Indeed, for the vast majority of this film, the X-Men remain divided and fighting amongst themselves, in contrast to the joyous scene we saw at the beginning where Mystique used the strengths of all of the team to overcome a threat. That is the sort of content that fans enjoy seeing, as opposed to another adaptation of the Dark Phoenix Saga. The Dark Phoenix Saga is the best selling comic book arc of the X-Men, and it’s obvious to see why they adapted it, but this was not the only choice, especially considering the fact that it’s already been adapted for film. Lots of the comic book storylines use Apocalypse as an enemy, and unfortunately that opportunity was already squandered, considering the wonderful ways in which Apocalypse was used in the 90s animated series. Instead, even an adaptation of original Phoenix Saga would have been appropriate, in which Jean does not go crazy, but does instead embrace the Phoenix identity in order to protect her teammates. The Dark turn can then be utilised in a later film, instead of trying to cram it all into one, as well as being more brave to include some more cosmic elements – or, indeed, to just invent their own storyline separate from one done in the comics before.

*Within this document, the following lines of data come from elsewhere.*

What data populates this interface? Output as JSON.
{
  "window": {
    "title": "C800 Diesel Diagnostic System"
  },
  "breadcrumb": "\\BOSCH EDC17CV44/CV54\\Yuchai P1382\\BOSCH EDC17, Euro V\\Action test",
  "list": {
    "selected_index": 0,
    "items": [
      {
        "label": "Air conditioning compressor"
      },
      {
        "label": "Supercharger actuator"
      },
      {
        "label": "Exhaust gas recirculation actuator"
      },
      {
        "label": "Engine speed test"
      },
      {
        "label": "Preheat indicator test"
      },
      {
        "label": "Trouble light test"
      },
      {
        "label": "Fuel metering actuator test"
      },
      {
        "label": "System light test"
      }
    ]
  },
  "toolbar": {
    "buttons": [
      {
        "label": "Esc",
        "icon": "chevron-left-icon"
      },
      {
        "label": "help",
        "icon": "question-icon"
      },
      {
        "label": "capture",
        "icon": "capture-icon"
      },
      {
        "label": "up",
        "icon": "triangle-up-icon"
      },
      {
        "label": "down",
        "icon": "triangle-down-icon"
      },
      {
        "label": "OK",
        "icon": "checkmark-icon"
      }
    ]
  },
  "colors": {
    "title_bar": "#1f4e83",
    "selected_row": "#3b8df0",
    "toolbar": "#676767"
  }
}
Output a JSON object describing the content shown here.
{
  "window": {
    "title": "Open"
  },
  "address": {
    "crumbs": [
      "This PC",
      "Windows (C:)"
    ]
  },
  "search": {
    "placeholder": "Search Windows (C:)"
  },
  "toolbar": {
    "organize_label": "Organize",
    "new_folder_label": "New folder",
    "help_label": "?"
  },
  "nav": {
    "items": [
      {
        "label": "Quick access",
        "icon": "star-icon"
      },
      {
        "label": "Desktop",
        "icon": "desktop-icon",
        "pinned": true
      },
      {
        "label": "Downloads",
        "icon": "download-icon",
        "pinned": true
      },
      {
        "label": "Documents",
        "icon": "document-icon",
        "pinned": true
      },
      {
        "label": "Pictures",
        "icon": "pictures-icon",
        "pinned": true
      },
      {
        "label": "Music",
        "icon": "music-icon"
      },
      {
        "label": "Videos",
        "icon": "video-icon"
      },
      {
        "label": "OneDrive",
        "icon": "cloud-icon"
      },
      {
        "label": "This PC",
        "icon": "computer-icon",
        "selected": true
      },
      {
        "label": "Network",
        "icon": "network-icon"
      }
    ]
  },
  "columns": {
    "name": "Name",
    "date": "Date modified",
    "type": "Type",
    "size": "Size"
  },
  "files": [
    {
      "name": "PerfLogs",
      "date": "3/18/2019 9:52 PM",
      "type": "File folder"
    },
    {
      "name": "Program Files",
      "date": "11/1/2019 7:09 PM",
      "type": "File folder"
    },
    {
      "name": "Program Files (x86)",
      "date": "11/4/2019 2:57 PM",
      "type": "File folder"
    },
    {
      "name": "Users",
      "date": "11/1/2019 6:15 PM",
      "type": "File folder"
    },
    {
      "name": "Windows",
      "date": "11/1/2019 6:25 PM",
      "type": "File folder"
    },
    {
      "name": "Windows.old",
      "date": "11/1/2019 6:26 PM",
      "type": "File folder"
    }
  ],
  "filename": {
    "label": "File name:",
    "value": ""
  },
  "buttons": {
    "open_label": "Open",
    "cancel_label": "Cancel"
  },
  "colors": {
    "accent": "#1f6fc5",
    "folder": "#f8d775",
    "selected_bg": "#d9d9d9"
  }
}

Ultimately, Dark Phoenix is a surprisingly deep superhero instalment, featuring brilliant characterisation and performances from all of the main cast. It’s a film that finds its voice in the quiet moments, setting it apart from its blockbuster competitors. Though learning all the wrong lessons from its preceding film, it is a pleasurable enough end to the superhero franchise that revived comic book fever.
Look out for my assessment of the entire X-Men franchise and my problems with its film adaptations coming soon.
Dark Phoenix is in theatres now.